TASK GOAL: Please copy out every line in the records below that includes the word "share".

# # # # # # #

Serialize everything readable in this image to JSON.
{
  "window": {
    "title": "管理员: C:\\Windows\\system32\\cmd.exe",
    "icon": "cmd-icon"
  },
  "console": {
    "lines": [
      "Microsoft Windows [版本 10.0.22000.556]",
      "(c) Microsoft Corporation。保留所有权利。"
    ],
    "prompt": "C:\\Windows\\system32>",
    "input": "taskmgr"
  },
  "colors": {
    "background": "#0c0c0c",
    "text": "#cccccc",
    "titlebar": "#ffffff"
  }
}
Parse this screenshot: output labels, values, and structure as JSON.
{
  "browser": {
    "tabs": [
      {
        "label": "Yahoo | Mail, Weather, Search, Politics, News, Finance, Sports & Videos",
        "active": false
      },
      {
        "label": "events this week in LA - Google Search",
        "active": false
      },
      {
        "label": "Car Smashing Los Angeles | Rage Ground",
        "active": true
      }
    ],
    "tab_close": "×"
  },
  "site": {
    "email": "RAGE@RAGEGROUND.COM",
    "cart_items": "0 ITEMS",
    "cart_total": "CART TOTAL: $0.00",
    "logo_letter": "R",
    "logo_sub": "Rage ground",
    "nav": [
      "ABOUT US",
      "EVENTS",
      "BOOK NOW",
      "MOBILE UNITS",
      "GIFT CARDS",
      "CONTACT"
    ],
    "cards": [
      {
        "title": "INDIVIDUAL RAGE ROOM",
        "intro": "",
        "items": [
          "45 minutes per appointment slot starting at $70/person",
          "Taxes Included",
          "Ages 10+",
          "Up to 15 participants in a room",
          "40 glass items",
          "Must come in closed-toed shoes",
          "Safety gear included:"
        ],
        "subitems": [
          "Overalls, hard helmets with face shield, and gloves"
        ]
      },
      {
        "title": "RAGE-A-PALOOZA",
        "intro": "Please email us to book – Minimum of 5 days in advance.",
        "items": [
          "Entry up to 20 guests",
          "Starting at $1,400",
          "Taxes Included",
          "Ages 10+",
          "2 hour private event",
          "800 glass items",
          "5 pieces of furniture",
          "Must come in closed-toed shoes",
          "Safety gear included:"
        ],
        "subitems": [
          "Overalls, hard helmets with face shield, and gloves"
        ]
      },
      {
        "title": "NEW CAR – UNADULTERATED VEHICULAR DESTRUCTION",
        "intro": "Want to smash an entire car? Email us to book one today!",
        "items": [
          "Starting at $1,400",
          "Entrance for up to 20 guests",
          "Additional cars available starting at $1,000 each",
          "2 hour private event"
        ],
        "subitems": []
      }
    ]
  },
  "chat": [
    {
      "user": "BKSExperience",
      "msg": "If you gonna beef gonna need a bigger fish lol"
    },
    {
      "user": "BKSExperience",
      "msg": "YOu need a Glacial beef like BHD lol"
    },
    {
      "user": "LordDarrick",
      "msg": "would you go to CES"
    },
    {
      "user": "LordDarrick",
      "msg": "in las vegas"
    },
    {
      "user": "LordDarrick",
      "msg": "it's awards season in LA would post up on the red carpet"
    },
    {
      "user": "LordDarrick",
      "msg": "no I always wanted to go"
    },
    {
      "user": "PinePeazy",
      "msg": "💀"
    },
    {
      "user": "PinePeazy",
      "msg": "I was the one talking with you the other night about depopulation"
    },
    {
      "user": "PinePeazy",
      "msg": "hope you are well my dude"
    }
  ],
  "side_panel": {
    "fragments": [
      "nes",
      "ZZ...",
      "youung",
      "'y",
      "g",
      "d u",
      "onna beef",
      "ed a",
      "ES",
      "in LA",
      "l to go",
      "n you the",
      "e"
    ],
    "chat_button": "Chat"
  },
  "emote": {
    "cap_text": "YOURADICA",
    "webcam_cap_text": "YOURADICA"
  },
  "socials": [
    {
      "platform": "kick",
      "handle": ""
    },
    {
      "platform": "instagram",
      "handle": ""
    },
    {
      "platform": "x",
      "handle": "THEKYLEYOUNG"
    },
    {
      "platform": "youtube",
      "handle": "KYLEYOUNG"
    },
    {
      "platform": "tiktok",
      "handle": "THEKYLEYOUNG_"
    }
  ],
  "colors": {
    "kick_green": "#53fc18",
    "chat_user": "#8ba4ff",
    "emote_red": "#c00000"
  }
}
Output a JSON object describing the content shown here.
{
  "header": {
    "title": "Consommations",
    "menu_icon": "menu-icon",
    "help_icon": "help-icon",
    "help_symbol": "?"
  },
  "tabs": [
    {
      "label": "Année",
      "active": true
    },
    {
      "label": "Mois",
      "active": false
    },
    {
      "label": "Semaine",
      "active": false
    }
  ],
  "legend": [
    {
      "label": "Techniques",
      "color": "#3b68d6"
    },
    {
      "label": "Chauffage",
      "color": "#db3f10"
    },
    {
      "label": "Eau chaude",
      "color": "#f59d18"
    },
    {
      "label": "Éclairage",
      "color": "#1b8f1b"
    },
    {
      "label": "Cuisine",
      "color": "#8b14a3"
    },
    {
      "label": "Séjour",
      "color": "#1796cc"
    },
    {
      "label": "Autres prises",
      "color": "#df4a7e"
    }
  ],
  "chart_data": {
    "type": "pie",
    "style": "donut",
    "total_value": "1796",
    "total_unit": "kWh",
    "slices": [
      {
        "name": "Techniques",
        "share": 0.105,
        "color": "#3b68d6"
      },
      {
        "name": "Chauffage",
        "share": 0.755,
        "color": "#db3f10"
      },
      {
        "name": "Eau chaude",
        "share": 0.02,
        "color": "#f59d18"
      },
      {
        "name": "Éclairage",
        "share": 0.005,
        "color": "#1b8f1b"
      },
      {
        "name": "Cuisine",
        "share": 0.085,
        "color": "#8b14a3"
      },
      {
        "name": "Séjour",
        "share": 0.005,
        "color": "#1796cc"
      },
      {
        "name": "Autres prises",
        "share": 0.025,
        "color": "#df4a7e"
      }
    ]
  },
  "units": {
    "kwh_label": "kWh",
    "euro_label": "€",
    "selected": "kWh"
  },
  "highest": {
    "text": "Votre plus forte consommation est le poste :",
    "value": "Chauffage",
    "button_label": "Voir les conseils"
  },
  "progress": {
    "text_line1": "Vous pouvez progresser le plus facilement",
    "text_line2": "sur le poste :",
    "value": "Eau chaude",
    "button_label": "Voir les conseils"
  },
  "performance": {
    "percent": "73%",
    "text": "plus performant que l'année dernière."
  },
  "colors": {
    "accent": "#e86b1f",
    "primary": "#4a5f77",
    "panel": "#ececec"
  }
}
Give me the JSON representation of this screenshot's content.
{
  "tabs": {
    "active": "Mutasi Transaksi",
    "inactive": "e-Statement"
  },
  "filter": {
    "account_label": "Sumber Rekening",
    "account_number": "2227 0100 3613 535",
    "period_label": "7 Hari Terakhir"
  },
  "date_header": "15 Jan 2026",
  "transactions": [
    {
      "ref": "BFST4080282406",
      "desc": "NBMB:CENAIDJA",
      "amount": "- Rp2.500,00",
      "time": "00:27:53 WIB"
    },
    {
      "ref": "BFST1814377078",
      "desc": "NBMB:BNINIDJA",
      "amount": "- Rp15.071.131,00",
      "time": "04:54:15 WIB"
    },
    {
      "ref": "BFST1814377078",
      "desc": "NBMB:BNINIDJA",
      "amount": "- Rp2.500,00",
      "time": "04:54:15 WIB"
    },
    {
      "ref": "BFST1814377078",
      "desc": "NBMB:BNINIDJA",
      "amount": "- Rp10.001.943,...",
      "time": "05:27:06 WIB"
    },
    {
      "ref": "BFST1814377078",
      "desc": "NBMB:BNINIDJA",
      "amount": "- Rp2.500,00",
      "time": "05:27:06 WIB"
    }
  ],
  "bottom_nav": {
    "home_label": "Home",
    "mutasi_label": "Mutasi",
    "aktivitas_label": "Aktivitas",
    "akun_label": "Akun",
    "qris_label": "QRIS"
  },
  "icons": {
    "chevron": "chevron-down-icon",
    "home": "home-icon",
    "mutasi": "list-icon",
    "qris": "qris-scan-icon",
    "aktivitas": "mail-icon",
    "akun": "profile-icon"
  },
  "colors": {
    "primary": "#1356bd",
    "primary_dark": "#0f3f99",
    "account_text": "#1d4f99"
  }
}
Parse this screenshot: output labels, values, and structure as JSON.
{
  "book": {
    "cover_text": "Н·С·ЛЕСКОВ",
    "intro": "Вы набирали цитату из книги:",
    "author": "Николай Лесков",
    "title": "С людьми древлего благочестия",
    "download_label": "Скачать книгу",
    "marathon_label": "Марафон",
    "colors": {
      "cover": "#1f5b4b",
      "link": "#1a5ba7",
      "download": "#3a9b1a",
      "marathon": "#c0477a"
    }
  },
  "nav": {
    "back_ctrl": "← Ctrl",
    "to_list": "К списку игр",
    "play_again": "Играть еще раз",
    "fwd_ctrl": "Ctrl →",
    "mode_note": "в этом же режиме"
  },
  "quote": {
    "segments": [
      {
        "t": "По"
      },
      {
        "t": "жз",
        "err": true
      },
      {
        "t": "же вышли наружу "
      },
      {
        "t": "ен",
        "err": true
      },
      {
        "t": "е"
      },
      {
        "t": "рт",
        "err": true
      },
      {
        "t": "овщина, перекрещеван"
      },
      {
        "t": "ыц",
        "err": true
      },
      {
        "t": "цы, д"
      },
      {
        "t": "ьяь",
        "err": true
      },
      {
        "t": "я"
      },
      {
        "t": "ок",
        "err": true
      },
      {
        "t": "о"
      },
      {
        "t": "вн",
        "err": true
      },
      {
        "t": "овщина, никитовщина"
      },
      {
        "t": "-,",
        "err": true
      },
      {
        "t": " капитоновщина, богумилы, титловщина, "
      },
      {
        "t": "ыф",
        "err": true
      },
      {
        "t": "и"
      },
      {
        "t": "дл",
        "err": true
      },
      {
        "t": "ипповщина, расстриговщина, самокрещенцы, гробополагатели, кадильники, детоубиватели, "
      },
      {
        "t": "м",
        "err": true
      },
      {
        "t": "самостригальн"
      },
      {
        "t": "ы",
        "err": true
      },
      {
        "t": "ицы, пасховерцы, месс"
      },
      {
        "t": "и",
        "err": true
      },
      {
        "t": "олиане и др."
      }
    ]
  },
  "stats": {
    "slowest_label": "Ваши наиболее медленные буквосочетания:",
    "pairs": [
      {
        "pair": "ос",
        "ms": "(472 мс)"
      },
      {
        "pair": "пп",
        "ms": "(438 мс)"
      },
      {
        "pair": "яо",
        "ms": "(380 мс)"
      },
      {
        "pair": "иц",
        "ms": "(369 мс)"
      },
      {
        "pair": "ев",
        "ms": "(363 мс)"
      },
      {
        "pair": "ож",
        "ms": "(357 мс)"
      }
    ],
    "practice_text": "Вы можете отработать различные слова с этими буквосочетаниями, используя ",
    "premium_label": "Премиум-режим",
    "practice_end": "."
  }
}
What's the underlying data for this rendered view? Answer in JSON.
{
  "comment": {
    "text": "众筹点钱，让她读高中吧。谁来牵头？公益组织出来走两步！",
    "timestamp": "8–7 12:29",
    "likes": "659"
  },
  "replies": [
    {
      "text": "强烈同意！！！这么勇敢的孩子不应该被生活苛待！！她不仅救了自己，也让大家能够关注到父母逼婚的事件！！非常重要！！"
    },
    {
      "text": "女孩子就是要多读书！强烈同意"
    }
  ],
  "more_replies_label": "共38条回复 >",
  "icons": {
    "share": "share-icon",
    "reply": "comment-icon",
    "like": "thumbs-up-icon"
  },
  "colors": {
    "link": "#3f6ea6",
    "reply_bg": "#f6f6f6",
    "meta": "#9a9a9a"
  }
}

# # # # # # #

OUTPUT FOR THIS TASK:
        "share": 0.105,
        "share": 0.755,
        "share": 0.02,
        "share": 0.005,
        "share": 0.085,
        "share": 0.005,
        "share": 0.025,
    "share": "share-icon",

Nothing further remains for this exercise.